Soldiers march to the beat, athletes exercise with music, and people united in a cause sing. Music, an integral part of human life, is often overlooked as a tool for improving human performance. In this era of “better, faster, cheaper,” trainers, educators and presenters are looking for new, innovative approaches that help learning interventions succeed. Music is one such approach.
The connection between music and individuals is primitive and deep, providing a level of communication that transcends language. (Music may in fact be the original language.) Music, when systematically applied, calms frayed nerves, helps people focus, encourages receptivity to new ideas, accelerates learning, and improves the performance of individuals. Here are some music application ideas.

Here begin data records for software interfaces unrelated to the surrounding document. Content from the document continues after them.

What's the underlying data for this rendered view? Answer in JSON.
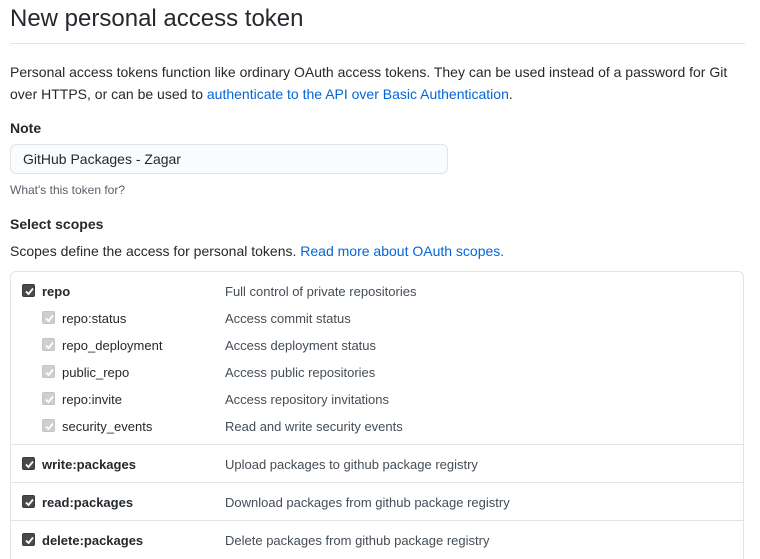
{
  "header": {
    "title": "New personal access token"
  },
  "intro": {
    "text_before": "Personal access tokens function like ordinary OAuth access tokens. They can be used instead of a password for Git over HTTPS, or can be used to ",
    "link": "authenticate to the API over Basic Authentication",
    "text_after": "."
  },
  "note": {
    "label": "Note",
    "value": "GitHub Packages - Zagar",
    "hint": "What's this token for?"
  },
  "scopes": {
    "label": "Select scopes",
    "desc_text": "Scopes define the access for personal tokens. ",
    "desc_link": "Read more about OAuth scopes.",
    "repo": {
      "name": "repo",
      "desc": "Full control of private repositories",
      "checked": true,
      "children": [
        {
          "name": "repo:status",
          "desc": "Access commit status"
        },
        {
          "name": "repo_deployment",
          "desc": "Access deployment status"
        },
        {
          "name": "public_repo",
          "desc": "Access public repositories"
        },
        {
          "name": "repo:invite",
          "desc": "Access repository invitations"
        },
        {
          "name": "security_events",
          "desc": "Read and write security events"
        }
      ]
    },
    "write_packages": {
      "name": "write:packages",
      "desc": "Upload packages to github package registry",
      "checked": true
    },
    "read_packages": {
      "name": "read:packages",
      "desc": "Download packages from github package registry",
      "checked": true
    },
    "delete_packages": {
      "name": "delete:packages",
      "desc": "Delete packages from github package registry",
      "checked": true
    }
  },
  "colors": {
    "link": "#0366d6",
    "border": "#e1e4e8",
    "checkbox_checked": "#4a4a4a",
    "checkbox_disabled": "#cfcfcf"
  }
}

Music Helps Learners Focus
Background music during learning discussions and solo reflection activities can be especially helpful. It creates a sense of privacy for small group discussion, making conversations more satisfying and your learners more likely to say what they feel; enters into memory and aids recall; and masks ambient noise from other groups. The steady tones and tempos of Baroque music make it ideal for this purpose. Much of it was in fact composed as background music for kings, emperors, and other dignitaries.
Music Changes Energy Levels
Music can change the dynamic of your learning environment at appropriate moments, encouraging people to move about, relax, calm down, or get excited, depending on the needs of your session. After intense concentration, play faster music in a major key to encourage better moods. After heated discussion, play slow, minor-key music with low-rhythmic activity to calm your learners down. After a depressing, worrisome discussion, play major-key music with high-rhythmic activity and short, quick notes to create a happy mood.
Music Creates a Positive Learning Environment
Providing pleasant emotional content to your learners will establish a link between you, your classroom, and the learners’ pleasure. Music reaches deep into the brain’s limbic system, and creates pleasant emotions. Learners who walk into your classroom and immediately feel comfortable because of the music you play will be engaged to learn.
Music is not a replacement for effective content, nor is it the only resource available. Rather, music is one more tool effective trainers should have at their disposal. Music, by its very familiarity, does not draw attention to itself. Instead it works much as coffee comforts the morning, popcorn anticipates the movie, and baking bread remembers home; it awakens the recesses of your learners’ minds and calls the emotion to attention. Trainers, educators and presenters who harness the teaching power of music find that training does indeed have a beat!